I am far from the only angler who’s been asked whether fish feel pain when hooked. While having no definitive answer, my feeling has always been the answer is no. Now a study at the University of Wisconsin, and reported in the scientific journal Fish and Fisheries, has attempted to put the question to rest.
A team injected acid or bee venom into the jaws of rainbow trout. They reported little effects on the trout, suggesting at the same time a human similarly tested would have experienced significant pain.
While a test of a single species may not be considered by some to represent all species of fish, it is a strong data point. And some might argue, as People for the Ethical Treatment of Animals do, that fish exhibit other behaviors that represent pain.
So the debate likely will continue.
At this point, I think the best approach is to treat fish, like all other animals – and people for that matter, with respect.

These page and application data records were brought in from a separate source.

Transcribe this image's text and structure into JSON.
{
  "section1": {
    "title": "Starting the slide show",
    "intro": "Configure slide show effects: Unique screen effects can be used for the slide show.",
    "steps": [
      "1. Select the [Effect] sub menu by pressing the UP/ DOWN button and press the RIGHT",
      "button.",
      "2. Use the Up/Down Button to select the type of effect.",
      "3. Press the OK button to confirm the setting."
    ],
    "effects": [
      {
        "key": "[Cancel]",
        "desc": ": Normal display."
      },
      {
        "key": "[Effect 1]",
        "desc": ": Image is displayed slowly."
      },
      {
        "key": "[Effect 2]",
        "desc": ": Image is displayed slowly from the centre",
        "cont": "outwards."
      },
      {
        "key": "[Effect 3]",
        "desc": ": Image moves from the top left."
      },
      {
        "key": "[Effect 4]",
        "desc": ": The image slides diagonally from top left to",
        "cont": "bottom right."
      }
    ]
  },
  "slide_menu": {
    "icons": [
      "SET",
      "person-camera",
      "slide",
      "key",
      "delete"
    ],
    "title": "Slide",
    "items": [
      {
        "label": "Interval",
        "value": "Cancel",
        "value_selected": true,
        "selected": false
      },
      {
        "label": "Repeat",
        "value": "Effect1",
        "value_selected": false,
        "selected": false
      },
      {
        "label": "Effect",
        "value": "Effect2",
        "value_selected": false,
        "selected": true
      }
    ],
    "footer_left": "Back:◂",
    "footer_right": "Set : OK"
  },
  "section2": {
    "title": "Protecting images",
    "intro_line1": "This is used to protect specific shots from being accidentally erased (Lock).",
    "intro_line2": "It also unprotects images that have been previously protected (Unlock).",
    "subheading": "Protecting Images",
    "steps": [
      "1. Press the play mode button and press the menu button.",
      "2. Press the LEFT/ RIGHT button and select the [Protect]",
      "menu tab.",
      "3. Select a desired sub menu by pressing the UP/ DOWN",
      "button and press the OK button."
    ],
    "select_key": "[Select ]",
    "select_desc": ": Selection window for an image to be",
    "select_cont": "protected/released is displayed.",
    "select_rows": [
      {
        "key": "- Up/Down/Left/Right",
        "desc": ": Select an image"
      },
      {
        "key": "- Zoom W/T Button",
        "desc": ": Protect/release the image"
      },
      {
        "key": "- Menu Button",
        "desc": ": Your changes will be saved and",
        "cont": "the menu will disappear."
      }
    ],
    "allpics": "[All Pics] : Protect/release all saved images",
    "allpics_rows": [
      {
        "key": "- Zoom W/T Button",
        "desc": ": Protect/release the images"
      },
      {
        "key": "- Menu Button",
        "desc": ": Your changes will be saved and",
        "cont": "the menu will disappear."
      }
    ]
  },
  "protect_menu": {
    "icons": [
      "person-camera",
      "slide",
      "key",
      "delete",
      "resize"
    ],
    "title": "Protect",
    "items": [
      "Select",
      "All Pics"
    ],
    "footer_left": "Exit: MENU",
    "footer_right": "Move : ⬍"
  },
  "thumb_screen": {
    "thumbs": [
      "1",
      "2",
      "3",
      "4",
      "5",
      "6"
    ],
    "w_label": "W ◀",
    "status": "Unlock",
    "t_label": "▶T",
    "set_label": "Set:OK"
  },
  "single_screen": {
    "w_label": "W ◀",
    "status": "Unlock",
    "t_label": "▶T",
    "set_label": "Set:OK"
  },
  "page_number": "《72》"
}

Fish hooked should be landed quickly to prevent the buildup of lactic acid; if sport fish they should be left in the water and quickly released; and if a fish is to be killed, it should be done quickly.
You can read the article here.